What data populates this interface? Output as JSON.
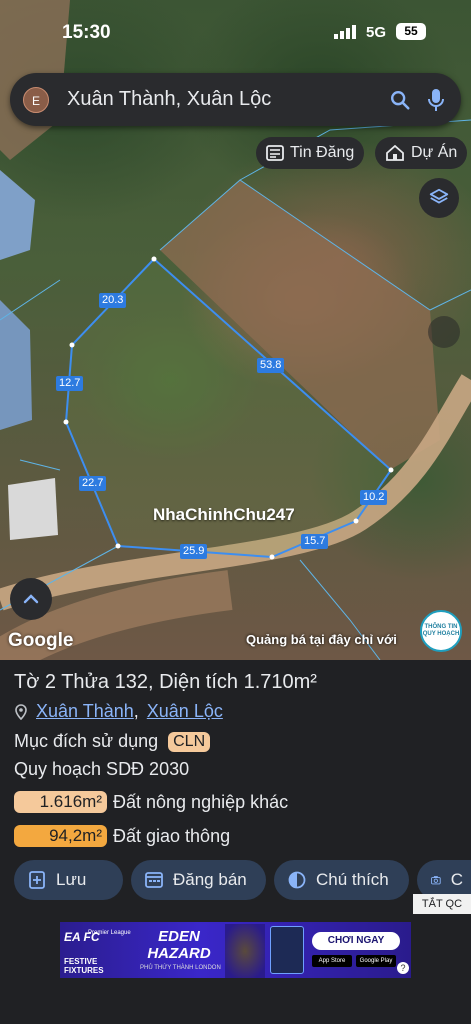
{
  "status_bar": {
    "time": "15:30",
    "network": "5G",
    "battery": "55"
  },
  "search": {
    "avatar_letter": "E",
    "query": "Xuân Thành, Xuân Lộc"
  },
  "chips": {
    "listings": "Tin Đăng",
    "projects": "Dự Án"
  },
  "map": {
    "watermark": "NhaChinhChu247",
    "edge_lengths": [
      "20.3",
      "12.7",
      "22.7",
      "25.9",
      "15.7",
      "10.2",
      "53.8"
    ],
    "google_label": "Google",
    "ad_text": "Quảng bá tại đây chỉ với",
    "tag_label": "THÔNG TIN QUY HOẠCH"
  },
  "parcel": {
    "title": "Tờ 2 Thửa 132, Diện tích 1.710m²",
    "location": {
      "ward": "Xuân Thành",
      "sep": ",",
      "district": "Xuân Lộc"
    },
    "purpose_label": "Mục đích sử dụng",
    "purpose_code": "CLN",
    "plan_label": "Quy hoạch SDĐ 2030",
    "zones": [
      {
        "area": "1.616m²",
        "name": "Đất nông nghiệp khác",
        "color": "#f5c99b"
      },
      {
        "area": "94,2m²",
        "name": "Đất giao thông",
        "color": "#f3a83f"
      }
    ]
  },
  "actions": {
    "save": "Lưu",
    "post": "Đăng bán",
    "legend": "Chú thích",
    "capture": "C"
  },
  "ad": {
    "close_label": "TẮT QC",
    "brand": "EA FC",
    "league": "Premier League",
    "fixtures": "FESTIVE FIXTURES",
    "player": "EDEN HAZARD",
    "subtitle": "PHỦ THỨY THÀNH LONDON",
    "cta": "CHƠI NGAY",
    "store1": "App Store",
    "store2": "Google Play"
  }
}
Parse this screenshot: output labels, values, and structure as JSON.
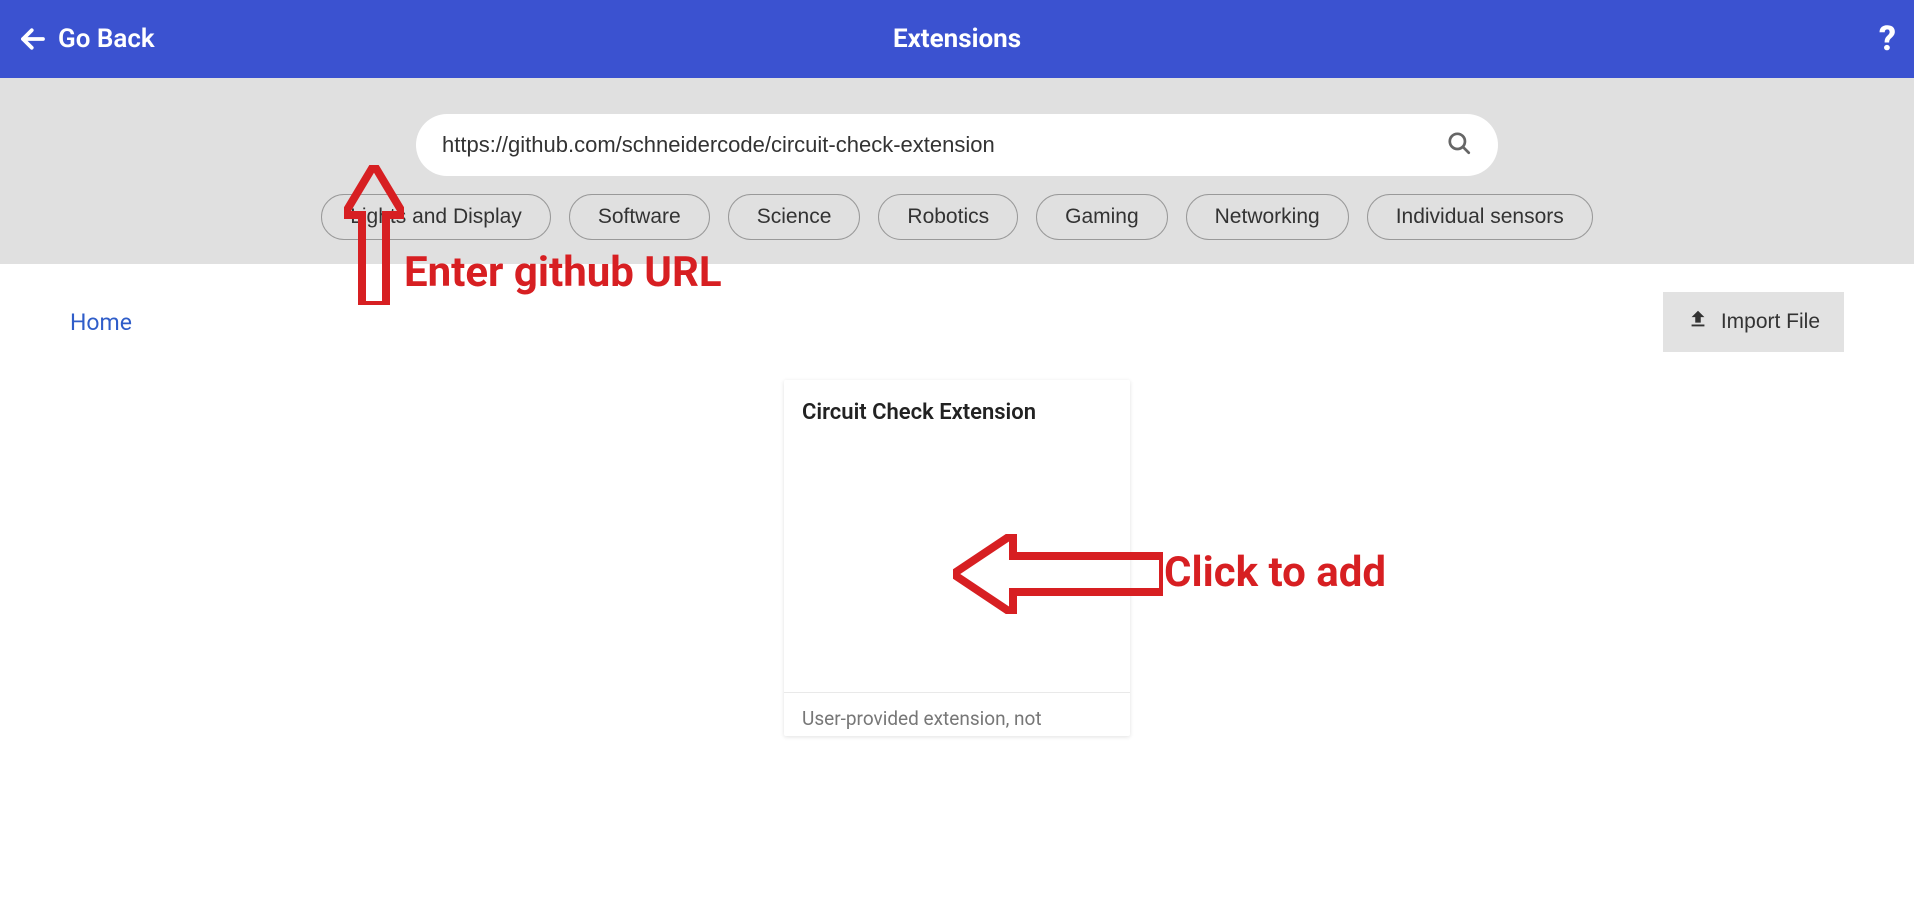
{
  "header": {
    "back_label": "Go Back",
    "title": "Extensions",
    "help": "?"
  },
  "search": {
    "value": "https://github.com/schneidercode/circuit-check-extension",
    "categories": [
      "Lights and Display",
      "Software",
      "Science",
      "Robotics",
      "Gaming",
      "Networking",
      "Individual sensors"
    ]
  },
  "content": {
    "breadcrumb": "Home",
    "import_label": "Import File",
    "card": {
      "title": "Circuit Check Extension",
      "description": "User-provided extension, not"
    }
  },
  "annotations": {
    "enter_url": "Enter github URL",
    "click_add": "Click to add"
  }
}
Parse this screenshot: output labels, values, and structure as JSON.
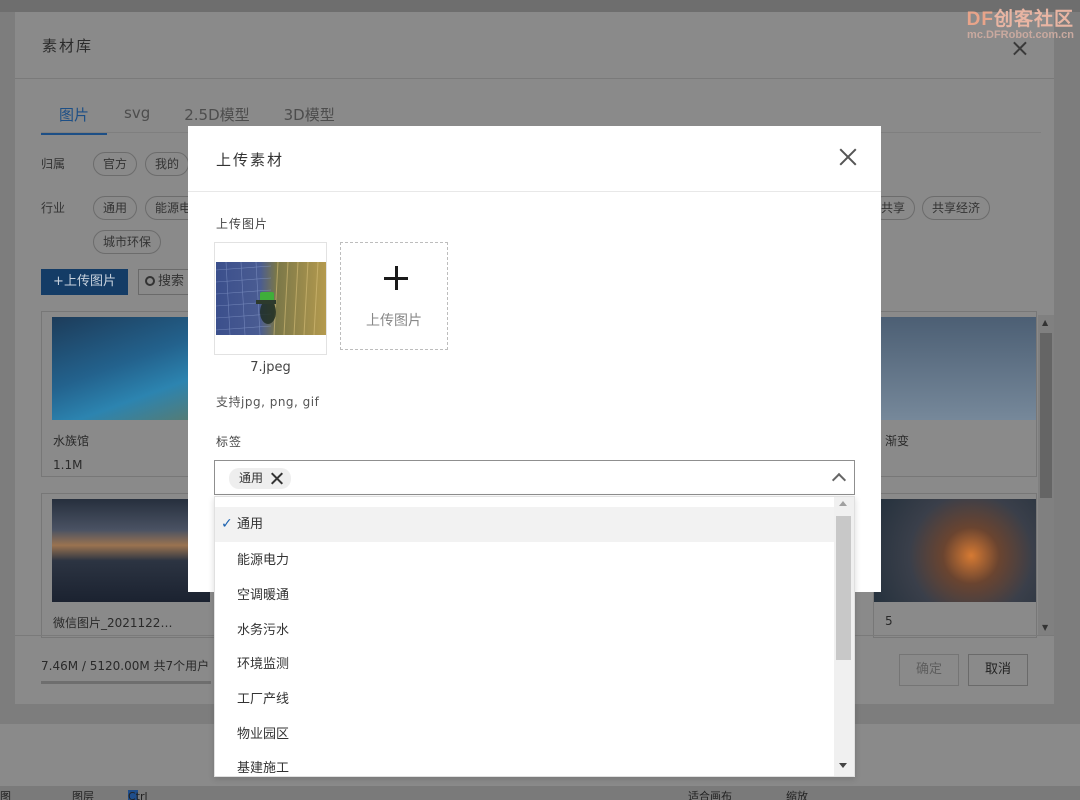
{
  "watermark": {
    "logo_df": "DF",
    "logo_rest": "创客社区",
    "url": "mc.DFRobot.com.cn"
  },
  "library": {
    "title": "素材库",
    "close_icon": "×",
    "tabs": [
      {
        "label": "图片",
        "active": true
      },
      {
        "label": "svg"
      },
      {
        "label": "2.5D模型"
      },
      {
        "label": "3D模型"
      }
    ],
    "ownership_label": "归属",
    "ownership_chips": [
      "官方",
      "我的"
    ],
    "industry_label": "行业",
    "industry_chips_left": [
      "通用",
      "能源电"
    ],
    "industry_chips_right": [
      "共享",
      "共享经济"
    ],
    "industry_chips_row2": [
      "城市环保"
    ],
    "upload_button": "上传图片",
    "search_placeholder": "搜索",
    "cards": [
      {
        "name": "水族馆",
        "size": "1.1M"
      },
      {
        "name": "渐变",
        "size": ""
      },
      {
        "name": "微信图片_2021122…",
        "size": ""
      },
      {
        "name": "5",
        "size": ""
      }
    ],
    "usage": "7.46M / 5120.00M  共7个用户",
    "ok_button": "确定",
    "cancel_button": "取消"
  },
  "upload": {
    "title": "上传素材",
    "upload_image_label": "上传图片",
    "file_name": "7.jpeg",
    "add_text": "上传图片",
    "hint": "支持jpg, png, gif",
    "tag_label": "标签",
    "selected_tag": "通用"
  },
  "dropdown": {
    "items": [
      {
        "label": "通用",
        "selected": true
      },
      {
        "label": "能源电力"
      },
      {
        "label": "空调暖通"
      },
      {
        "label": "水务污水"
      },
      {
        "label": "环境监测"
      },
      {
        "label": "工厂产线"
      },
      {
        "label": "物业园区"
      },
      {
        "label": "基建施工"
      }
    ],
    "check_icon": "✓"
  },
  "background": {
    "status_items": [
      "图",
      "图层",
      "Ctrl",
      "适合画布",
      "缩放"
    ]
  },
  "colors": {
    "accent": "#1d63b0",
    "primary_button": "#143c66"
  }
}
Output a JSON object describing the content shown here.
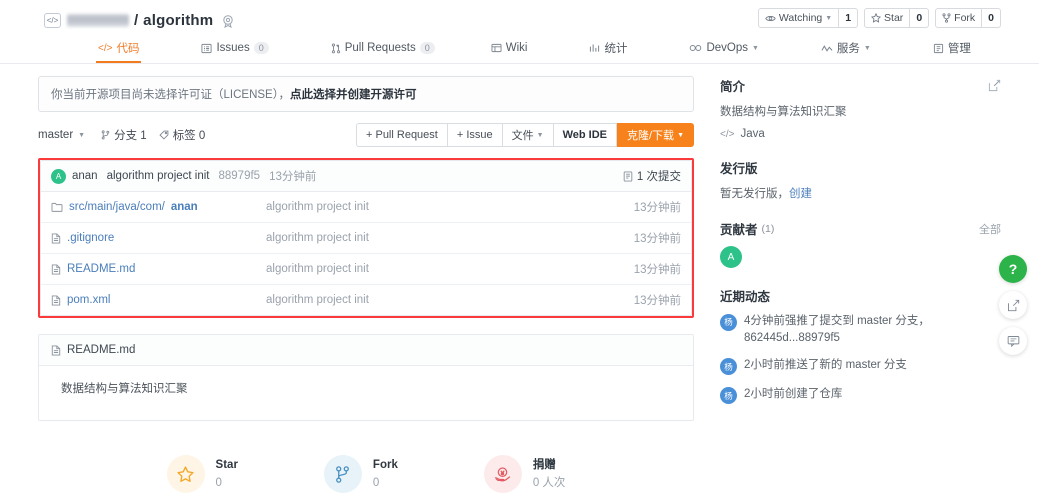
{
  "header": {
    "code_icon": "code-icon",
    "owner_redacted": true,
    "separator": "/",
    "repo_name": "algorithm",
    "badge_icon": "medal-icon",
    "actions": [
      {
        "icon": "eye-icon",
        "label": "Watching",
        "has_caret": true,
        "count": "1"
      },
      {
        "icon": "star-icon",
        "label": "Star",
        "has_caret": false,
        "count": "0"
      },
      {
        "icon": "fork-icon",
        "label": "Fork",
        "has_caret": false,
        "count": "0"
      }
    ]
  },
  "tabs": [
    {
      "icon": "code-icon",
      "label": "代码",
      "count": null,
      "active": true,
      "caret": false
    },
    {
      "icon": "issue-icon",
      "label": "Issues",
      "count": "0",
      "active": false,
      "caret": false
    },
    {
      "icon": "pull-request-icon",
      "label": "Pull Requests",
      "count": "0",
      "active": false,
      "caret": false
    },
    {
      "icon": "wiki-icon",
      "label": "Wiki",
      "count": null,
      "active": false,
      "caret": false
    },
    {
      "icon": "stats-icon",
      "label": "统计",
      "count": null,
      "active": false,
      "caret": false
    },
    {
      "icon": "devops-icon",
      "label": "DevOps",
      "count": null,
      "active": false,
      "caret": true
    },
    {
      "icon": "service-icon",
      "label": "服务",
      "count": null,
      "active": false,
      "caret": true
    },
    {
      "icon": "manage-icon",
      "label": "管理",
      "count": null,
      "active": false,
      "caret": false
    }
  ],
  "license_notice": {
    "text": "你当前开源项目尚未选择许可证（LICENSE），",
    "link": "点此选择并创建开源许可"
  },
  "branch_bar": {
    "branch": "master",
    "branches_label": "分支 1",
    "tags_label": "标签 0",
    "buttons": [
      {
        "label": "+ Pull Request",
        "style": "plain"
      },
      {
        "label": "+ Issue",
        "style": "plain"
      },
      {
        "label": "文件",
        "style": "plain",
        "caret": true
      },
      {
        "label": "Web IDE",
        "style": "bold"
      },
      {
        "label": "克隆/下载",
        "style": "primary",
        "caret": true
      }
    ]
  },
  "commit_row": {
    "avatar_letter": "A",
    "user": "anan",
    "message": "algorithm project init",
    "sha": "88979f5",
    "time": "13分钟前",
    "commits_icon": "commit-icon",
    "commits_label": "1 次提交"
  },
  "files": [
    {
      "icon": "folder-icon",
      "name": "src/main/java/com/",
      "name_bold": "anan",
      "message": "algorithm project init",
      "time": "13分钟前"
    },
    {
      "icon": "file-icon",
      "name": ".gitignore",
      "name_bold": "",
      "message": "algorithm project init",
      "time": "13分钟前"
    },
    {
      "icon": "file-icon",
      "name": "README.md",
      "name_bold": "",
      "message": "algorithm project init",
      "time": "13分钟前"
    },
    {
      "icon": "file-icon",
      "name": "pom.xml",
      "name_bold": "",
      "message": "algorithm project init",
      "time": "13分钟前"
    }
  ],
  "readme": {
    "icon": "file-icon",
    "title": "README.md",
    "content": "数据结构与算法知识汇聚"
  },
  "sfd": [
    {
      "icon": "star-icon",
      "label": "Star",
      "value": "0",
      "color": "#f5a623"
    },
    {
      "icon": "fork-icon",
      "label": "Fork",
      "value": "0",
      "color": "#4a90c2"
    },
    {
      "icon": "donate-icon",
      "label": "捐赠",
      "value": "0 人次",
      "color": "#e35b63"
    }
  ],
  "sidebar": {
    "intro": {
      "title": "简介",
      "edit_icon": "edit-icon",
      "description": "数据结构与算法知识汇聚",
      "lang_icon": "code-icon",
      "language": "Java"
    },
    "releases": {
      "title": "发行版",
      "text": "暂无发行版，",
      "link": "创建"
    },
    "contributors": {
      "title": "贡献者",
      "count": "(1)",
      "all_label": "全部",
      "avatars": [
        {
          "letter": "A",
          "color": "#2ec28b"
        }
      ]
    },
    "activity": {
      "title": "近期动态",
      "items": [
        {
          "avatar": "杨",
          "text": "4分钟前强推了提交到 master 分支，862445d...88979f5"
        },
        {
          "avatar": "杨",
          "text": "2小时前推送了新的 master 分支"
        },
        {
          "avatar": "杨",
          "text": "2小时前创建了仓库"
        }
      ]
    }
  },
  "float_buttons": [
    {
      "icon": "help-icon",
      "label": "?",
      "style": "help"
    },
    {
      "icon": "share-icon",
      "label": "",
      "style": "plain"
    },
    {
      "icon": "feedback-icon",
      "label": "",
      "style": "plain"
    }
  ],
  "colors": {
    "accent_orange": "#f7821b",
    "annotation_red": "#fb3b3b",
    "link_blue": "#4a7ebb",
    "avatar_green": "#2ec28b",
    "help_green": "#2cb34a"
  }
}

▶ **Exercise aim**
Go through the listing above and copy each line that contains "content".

▶ **Written response**
  "content": {
Output a JSON object describing the content shown here.
    "content": "数据结构与算法知识汇聚"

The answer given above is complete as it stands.